- Don't fret on that missing/non-existent module/feature/plugin, this is not what stops you from making music. music was made before the mere existence of synths and plugins
- Don't blame it on hosting platforms, heck you don't need a hosting service to make music.
- Even if it blinks and bleeps, your synth is still an instrument, treat it with the respect an instrument deserves, i.e. play it, practice, play some more, practice some more. If you don't feel like that then it's perhaps time to admit to yourself; I'm a collector not a musician. Which is fine as well, middle-aged men often develop the tendency to start collections, whether it's vintage guitars, sportscars or vinyl records or post stamps. You're a collector, man up, act like one and you can stop pretending to be a musician, so you won't have to worry about writers block.
- use whatever to inspire you to create music; films, books, videos, other music, ...

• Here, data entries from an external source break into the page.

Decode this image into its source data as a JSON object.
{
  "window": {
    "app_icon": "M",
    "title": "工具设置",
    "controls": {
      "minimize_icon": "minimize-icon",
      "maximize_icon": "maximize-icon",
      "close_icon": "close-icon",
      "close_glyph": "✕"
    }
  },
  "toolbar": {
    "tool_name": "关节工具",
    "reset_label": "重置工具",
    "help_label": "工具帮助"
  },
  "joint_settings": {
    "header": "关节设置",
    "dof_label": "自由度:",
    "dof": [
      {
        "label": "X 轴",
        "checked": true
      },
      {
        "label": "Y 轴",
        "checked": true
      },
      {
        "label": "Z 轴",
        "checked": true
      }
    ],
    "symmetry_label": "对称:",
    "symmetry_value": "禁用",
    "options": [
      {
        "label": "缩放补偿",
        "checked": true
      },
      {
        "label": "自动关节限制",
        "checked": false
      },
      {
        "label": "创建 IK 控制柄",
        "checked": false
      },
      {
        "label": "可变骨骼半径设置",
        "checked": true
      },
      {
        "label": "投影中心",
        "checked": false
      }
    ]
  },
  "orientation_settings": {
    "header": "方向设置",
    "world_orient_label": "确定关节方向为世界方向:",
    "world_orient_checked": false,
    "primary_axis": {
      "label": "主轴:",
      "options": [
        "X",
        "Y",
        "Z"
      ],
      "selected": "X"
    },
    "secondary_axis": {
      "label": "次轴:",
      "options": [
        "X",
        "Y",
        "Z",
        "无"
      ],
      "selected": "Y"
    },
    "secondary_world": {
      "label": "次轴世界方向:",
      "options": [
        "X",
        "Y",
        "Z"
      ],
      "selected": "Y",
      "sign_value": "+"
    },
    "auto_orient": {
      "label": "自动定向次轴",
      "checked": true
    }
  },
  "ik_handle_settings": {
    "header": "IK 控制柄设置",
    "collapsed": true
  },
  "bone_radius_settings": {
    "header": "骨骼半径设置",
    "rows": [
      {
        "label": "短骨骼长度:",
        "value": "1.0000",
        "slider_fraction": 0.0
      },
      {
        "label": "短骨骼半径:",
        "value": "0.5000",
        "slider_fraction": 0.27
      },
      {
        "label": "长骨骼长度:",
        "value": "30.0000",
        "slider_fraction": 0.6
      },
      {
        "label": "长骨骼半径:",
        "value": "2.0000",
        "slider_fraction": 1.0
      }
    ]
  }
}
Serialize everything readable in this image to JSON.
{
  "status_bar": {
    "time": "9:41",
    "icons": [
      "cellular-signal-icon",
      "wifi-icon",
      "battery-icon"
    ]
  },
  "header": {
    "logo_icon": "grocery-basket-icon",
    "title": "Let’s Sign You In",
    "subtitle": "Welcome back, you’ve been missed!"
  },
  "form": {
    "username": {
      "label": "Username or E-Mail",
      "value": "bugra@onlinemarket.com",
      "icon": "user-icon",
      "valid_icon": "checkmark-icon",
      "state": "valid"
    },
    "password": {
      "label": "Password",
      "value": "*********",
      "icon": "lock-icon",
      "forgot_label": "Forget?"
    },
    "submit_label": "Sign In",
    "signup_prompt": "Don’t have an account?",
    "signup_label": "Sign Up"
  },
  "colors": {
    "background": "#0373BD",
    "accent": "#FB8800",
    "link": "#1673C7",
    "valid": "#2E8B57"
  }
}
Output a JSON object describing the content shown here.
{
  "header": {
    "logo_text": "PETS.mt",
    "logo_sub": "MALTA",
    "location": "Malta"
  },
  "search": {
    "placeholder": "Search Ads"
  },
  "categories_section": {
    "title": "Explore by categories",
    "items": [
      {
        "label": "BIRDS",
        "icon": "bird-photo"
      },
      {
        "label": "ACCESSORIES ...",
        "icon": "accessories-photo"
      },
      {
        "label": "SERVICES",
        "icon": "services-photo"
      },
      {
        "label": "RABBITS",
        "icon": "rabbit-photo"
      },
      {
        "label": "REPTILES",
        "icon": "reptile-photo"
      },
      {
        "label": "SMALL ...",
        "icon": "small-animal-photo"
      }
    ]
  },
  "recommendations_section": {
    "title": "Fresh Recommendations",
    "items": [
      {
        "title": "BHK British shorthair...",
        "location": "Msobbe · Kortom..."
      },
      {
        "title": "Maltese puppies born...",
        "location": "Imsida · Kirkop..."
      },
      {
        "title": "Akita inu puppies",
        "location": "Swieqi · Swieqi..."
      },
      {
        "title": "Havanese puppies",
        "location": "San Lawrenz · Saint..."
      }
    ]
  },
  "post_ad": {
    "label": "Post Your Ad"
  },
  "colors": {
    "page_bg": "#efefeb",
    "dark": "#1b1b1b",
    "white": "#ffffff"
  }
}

- Embrace mediocrity; not every patch you produce is mind-blowing piece of art. You will not write the next viral summer hit, and that is ok as well.
- It basically boils down to this one massive copyright violation; Just Do It(tm).
Exactly! Every track not made, because it does not meet some impossible artistic benchmark, is another chip added to your writers block. Making mediocre/bad tracks hones your music skills and will eventually get you closer to your own musical goals. Sitting down and whining about not being good enough will only make you better at whining not playing.
I find what works for me is just getting started. I have the tendency to think about making music rather than actually make it (and I also procrastinate a lot 😁). But every time I sit in front of my modular and start patching something I get something in return. Nothing good most of the time, by any stretch of the imagination, but still something. I just need to push myself to get started.
And modular is an instrument indeed, every time you make something, even if it's terrible, you're honing your skills.
Synthesis is a vast field and the ways on how to achieve your goals are almost endless. The downside of it is that it takes time and practices to more comfortable with it and be able to reproduce what's in your head, so keep at it.
I certainly agree too many options make music making harder not easier..... When I start writing a new song I usually get 2 or 3 sounds that work well together and go from there - this includes the drums.....
Drums are always a solid start. A solid groove is half the track IMO. Once you have that running you can figure out (a) bassline(s) and the rest will follow. Most carbon-based lifeforms have an easier time recognizing sound as music if there is some rhythmic element going on, i guess it reminds them of their own heart(s)beat. It(s a bit like recognizing faces in car grills.